↓↓↓

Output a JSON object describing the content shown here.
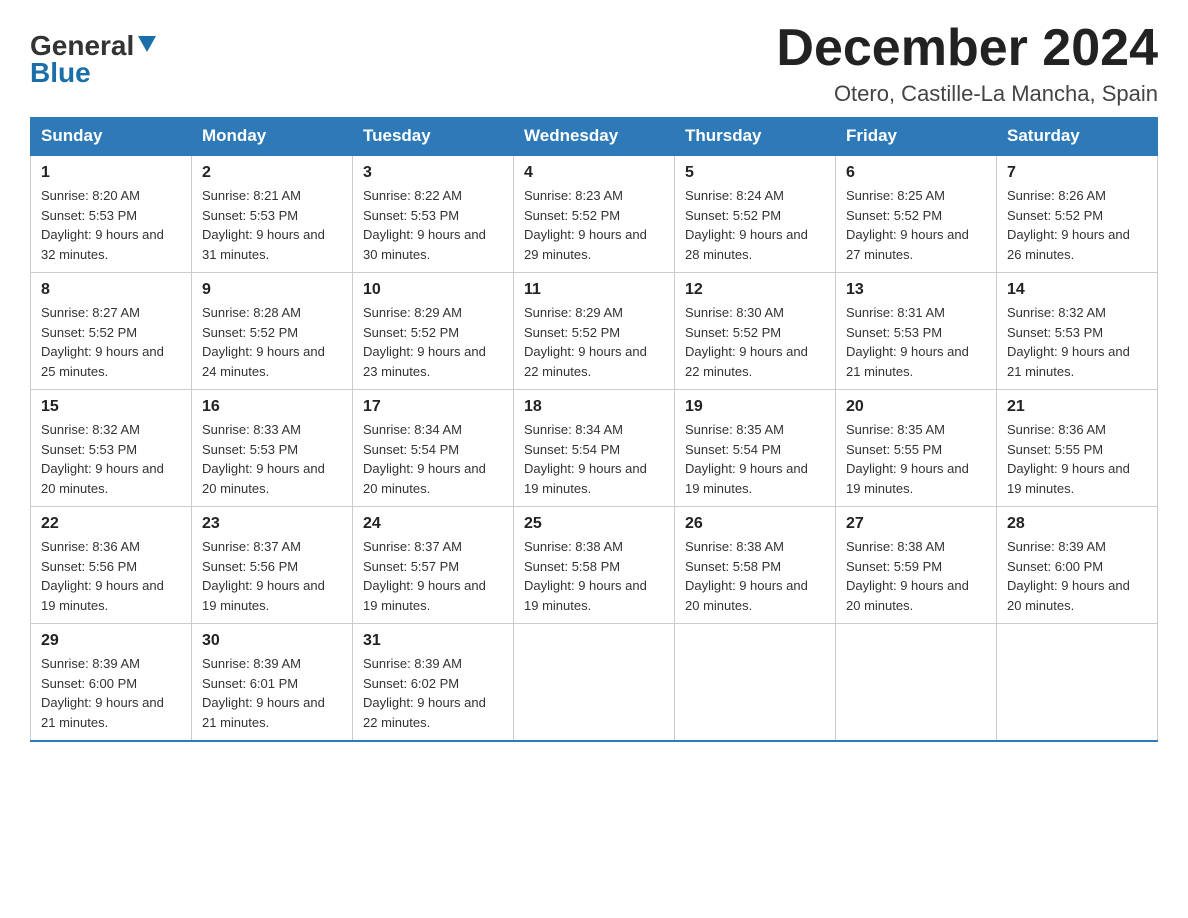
{
  "header": {
    "logo_general": "General",
    "logo_blue": "Blue",
    "month_title": "December 2024",
    "subtitle": "Otero, Castille-La Mancha, Spain"
  },
  "days_of_week": [
    "Sunday",
    "Monday",
    "Tuesday",
    "Wednesday",
    "Thursday",
    "Friday",
    "Saturday"
  ],
  "weeks": [
    [
      {
        "day": "1",
        "sunrise": "Sunrise: 8:20 AM",
        "sunset": "Sunset: 5:53 PM",
        "daylight": "Daylight: 9 hours and 32 minutes."
      },
      {
        "day": "2",
        "sunrise": "Sunrise: 8:21 AM",
        "sunset": "Sunset: 5:53 PM",
        "daylight": "Daylight: 9 hours and 31 minutes."
      },
      {
        "day": "3",
        "sunrise": "Sunrise: 8:22 AM",
        "sunset": "Sunset: 5:53 PM",
        "daylight": "Daylight: 9 hours and 30 minutes."
      },
      {
        "day": "4",
        "sunrise": "Sunrise: 8:23 AM",
        "sunset": "Sunset: 5:52 PM",
        "daylight": "Daylight: 9 hours and 29 minutes."
      },
      {
        "day": "5",
        "sunrise": "Sunrise: 8:24 AM",
        "sunset": "Sunset: 5:52 PM",
        "daylight": "Daylight: 9 hours and 28 minutes."
      },
      {
        "day": "6",
        "sunrise": "Sunrise: 8:25 AM",
        "sunset": "Sunset: 5:52 PM",
        "daylight": "Daylight: 9 hours and 27 minutes."
      },
      {
        "day": "7",
        "sunrise": "Sunrise: 8:26 AM",
        "sunset": "Sunset: 5:52 PM",
        "daylight": "Daylight: 9 hours and 26 minutes."
      }
    ],
    [
      {
        "day": "8",
        "sunrise": "Sunrise: 8:27 AM",
        "sunset": "Sunset: 5:52 PM",
        "daylight": "Daylight: 9 hours and 25 minutes."
      },
      {
        "day": "9",
        "sunrise": "Sunrise: 8:28 AM",
        "sunset": "Sunset: 5:52 PM",
        "daylight": "Daylight: 9 hours and 24 minutes."
      },
      {
        "day": "10",
        "sunrise": "Sunrise: 8:29 AM",
        "sunset": "Sunset: 5:52 PM",
        "daylight": "Daylight: 9 hours and 23 minutes."
      },
      {
        "day": "11",
        "sunrise": "Sunrise: 8:29 AM",
        "sunset": "Sunset: 5:52 PM",
        "daylight": "Daylight: 9 hours and 22 minutes."
      },
      {
        "day": "12",
        "sunrise": "Sunrise: 8:30 AM",
        "sunset": "Sunset: 5:52 PM",
        "daylight": "Daylight: 9 hours and 22 minutes."
      },
      {
        "day": "13",
        "sunrise": "Sunrise: 8:31 AM",
        "sunset": "Sunset: 5:53 PM",
        "daylight": "Daylight: 9 hours and 21 minutes."
      },
      {
        "day": "14",
        "sunrise": "Sunrise: 8:32 AM",
        "sunset": "Sunset: 5:53 PM",
        "daylight": "Daylight: 9 hours and 21 minutes."
      }
    ],
    [
      {
        "day": "15",
        "sunrise": "Sunrise: 8:32 AM",
        "sunset": "Sunset: 5:53 PM",
        "daylight": "Daylight: 9 hours and 20 minutes."
      },
      {
        "day": "16",
        "sunrise": "Sunrise: 8:33 AM",
        "sunset": "Sunset: 5:53 PM",
        "daylight": "Daylight: 9 hours and 20 minutes."
      },
      {
        "day": "17",
        "sunrise": "Sunrise: 8:34 AM",
        "sunset": "Sunset: 5:54 PM",
        "daylight": "Daylight: 9 hours and 20 minutes."
      },
      {
        "day": "18",
        "sunrise": "Sunrise: 8:34 AM",
        "sunset": "Sunset: 5:54 PM",
        "daylight": "Daylight: 9 hours and 19 minutes."
      },
      {
        "day": "19",
        "sunrise": "Sunrise: 8:35 AM",
        "sunset": "Sunset: 5:54 PM",
        "daylight": "Daylight: 9 hours and 19 minutes."
      },
      {
        "day": "20",
        "sunrise": "Sunrise: 8:35 AM",
        "sunset": "Sunset: 5:55 PM",
        "daylight": "Daylight: 9 hours and 19 minutes."
      },
      {
        "day": "21",
        "sunrise": "Sunrise: 8:36 AM",
        "sunset": "Sunset: 5:55 PM",
        "daylight": "Daylight: 9 hours and 19 minutes."
      }
    ],
    [
      {
        "day": "22",
        "sunrise": "Sunrise: 8:36 AM",
        "sunset": "Sunset: 5:56 PM",
        "daylight": "Daylight: 9 hours and 19 minutes."
      },
      {
        "day": "23",
        "sunrise": "Sunrise: 8:37 AM",
        "sunset": "Sunset: 5:56 PM",
        "daylight": "Daylight: 9 hours and 19 minutes."
      },
      {
        "day": "24",
        "sunrise": "Sunrise: 8:37 AM",
        "sunset": "Sunset: 5:57 PM",
        "daylight": "Daylight: 9 hours and 19 minutes."
      },
      {
        "day": "25",
        "sunrise": "Sunrise: 8:38 AM",
        "sunset": "Sunset: 5:58 PM",
        "daylight": "Daylight: 9 hours and 19 minutes."
      },
      {
        "day": "26",
        "sunrise": "Sunrise: 8:38 AM",
        "sunset": "Sunset: 5:58 PM",
        "daylight": "Daylight: 9 hours and 20 minutes."
      },
      {
        "day": "27",
        "sunrise": "Sunrise: 8:38 AM",
        "sunset": "Sunset: 5:59 PM",
        "daylight": "Daylight: 9 hours and 20 minutes."
      },
      {
        "day": "28",
        "sunrise": "Sunrise: 8:39 AM",
        "sunset": "Sunset: 6:00 PM",
        "daylight": "Daylight: 9 hours and 20 minutes."
      }
    ],
    [
      {
        "day": "29",
        "sunrise": "Sunrise: 8:39 AM",
        "sunset": "Sunset: 6:00 PM",
        "daylight": "Daylight: 9 hours and 21 minutes."
      },
      {
        "day": "30",
        "sunrise": "Sunrise: 8:39 AM",
        "sunset": "Sunset: 6:01 PM",
        "daylight": "Daylight: 9 hours and 21 minutes."
      },
      {
        "day": "31",
        "sunrise": "Sunrise: 8:39 AM",
        "sunset": "Sunset: 6:02 PM",
        "daylight": "Daylight: 9 hours and 22 minutes."
      },
      null,
      null,
      null,
      null
    ]
  ]
}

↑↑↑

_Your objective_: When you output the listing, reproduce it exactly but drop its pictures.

_Solution to this task_:
Output a JSON object describing the content shown here.
{
  "header": {
    "logo_general": "General",
    "logo_blue": "Blue",
    "month_title": "December 2024",
    "subtitle": "Otero, Castille-La Mancha, Spain"
  },
  "days_of_week": [
    "Sunday",
    "Monday",
    "Tuesday",
    "Wednesday",
    "Thursday",
    "Friday",
    "Saturday"
  ],
  "weeks": [
    [
      {
        "day": "1",
        "sunrise": "Sunrise: 8:20 AM",
        "sunset": "Sunset: 5:53 PM",
        "daylight": "Daylight: 9 hours and 32 minutes."
      },
      {
        "day": "2",
        "sunrise": "Sunrise: 8:21 AM",
        "sunset": "Sunset: 5:53 PM",
        "daylight": "Daylight: 9 hours and 31 minutes."
      },
      {
        "day": "3",
        "sunrise": "Sunrise: 8:22 AM",
        "sunset": "Sunset: 5:53 PM",
        "daylight": "Daylight: 9 hours and 30 minutes."
      },
      {
        "day": "4",
        "sunrise": "Sunrise: 8:23 AM",
        "sunset": "Sunset: 5:52 PM",
        "daylight": "Daylight: 9 hours and 29 minutes."
      },
      {
        "day": "5",
        "sunrise": "Sunrise: 8:24 AM",
        "sunset": "Sunset: 5:52 PM",
        "daylight": "Daylight: 9 hours and 28 minutes."
      },
      {
        "day": "6",
        "sunrise": "Sunrise: 8:25 AM",
        "sunset": "Sunset: 5:52 PM",
        "daylight": "Daylight: 9 hours and 27 minutes."
      },
      {
        "day": "7",
        "sunrise": "Sunrise: 8:26 AM",
        "sunset": "Sunset: 5:52 PM",
        "daylight": "Daylight: 9 hours and 26 minutes."
      }
    ],
    [
      {
        "day": "8",
        "sunrise": "Sunrise: 8:27 AM",
        "sunset": "Sunset: 5:52 PM",
        "daylight": "Daylight: 9 hours and 25 minutes."
      },
      {
        "day": "9",
        "sunrise": "Sunrise: 8:28 AM",
        "sunset": "Sunset: 5:52 PM",
        "daylight": "Daylight: 9 hours and 24 minutes."
      },
      {
        "day": "10",
        "sunrise": "Sunrise: 8:29 AM",
        "sunset": "Sunset: 5:52 PM",
        "daylight": "Daylight: 9 hours and 23 minutes."
      },
      {
        "day": "11",
        "sunrise": "Sunrise: 8:29 AM",
        "sunset": "Sunset: 5:52 PM",
        "daylight": "Daylight: 9 hours and 22 minutes."
      },
      {
        "day": "12",
        "sunrise": "Sunrise: 8:30 AM",
        "sunset": "Sunset: 5:52 PM",
        "daylight": "Daylight: 9 hours and 22 minutes."
      },
      {
        "day": "13",
        "sunrise": "Sunrise: 8:31 AM",
        "sunset": "Sunset: 5:53 PM",
        "daylight": "Daylight: 9 hours and 21 minutes."
      },
      {
        "day": "14",
        "sunrise": "Sunrise: 8:32 AM",
        "sunset": "Sunset: 5:53 PM",
        "daylight": "Daylight: 9 hours and 21 minutes."
      }
    ],
    [
      {
        "day": "15",
        "sunrise": "Sunrise: 8:32 AM",
        "sunset": "Sunset: 5:53 PM",
        "daylight": "Daylight: 9 hours and 20 minutes."
      },
      {
        "day": "16",
        "sunrise": "Sunrise: 8:33 AM",
        "sunset": "Sunset: 5:53 PM",
        "daylight": "Daylight: 9 hours and 20 minutes."
      },
      {
        "day": "17",
        "sunrise": "Sunrise: 8:34 AM",
        "sunset": "Sunset: 5:54 PM",
        "daylight": "Daylight: 9 hours and 20 minutes."
      },
      {
        "day": "18",
        "sunrise": "Sunrise: 8:34 AM",
        "sunset": "Sunset: 5:54 PM",
        "daylight": "Daylight: 9 hours and 19 minutes."
      },
      {
        "day": "19",
        "sunrise": "Sunrise: 8:35 AM",
        "sunset": "Sunset: 5:54 PM",
        "daylight": "Daylight: 9 hours and 19 minutes."
      },
      {
        "day": "20",
        "sunrise": "Sunrise: 8:35 AM",
        "sunset": "Sunset: 5:55 PM",
        "daylight": "Daylight: 9 hours and 19 minutes."
      },
      {
        "day": "21",
        "sunrise": "Sunrise: 8:36 AM",
        "sunset": "Sunset: 5:55 PM",
        "daylight": "Daylight: 9 hours and 19 minutes."
      }
    ],
    [
      {
        "day": "22",
        "sunrise": "Sunrise: 8:36 AM",
        "sunset": "Sunset: 5:56 PM",
        "daylight": "Daylight: 9 hours and 19 minutes."
      },
      {
        "day": "23",
        "sunrise": "Sunrise: 8:37 AM",
        "sunset": "Sunset: 5:56 PM",
        "daylight": "Daylight: 9 hours and 19 minutes."
      },
      {
        "day": "24",
        "sunrise": "Sunrise: 8:37 AM",
        "sunset": "Sunset: 5:57 PM",
        "daylight": "Daylight: 9 hours and 19 minutes."
      },
      {
        "day": "25",
        "sunrise": "Sunrise: 8:38 AM",
        "sunset": "Sunset: 5:58 PM",
        "daylight": "Daylight: 9 hours and 19 minutes."
      },
      {
        "day": "26",
        "sunrise": "Sunrise: 8:38 AM",
        "sunset": "Sunset: 5:58 PM",
        "daylight": "Daylight: 9 hours and 20 minutes."
      },
      {
        "day": "27",
        "sunrise": "Sunrise: 8:38 AM",
        "sunset": "Sunset: 5:59 PM",
        "daylight": "Daylight: 9 hours and 20 minutes."
      },
      {
        "day": "28",
        "sunrise": "Sunrise: 8:39 AM",
        "sunset": "Sunset: 6:00 PM",
        "daylight": "Daylight: 9 hours and 20 minutes."
      }
    ],
    [
      {
        "day": "29",
        "sunrise": "Sunrise: 8:39 AM",
        "sunset": "Sunset: 6:00 PM",
        "daylight": "Daylight: 9 hours and 21 minutes."
      },
      {
        "day": "30",
        "sunrise": "Sunrise: 8:39 AM",
        "sunset": "Sunset: 6:01 PM",
        "daylight": "Daylight: 9 hours and 21 minutes."
      },
      {
        "day": "31",
        "sunrise": "Sunrise: 8:39 AM",
        "sunset": "Sunset: 6:02 PM",
        "daylight": "Daylight: 9 hours and 22 minutes."
      },
      null,
      null,
      null,
      null
    ]
  ]
}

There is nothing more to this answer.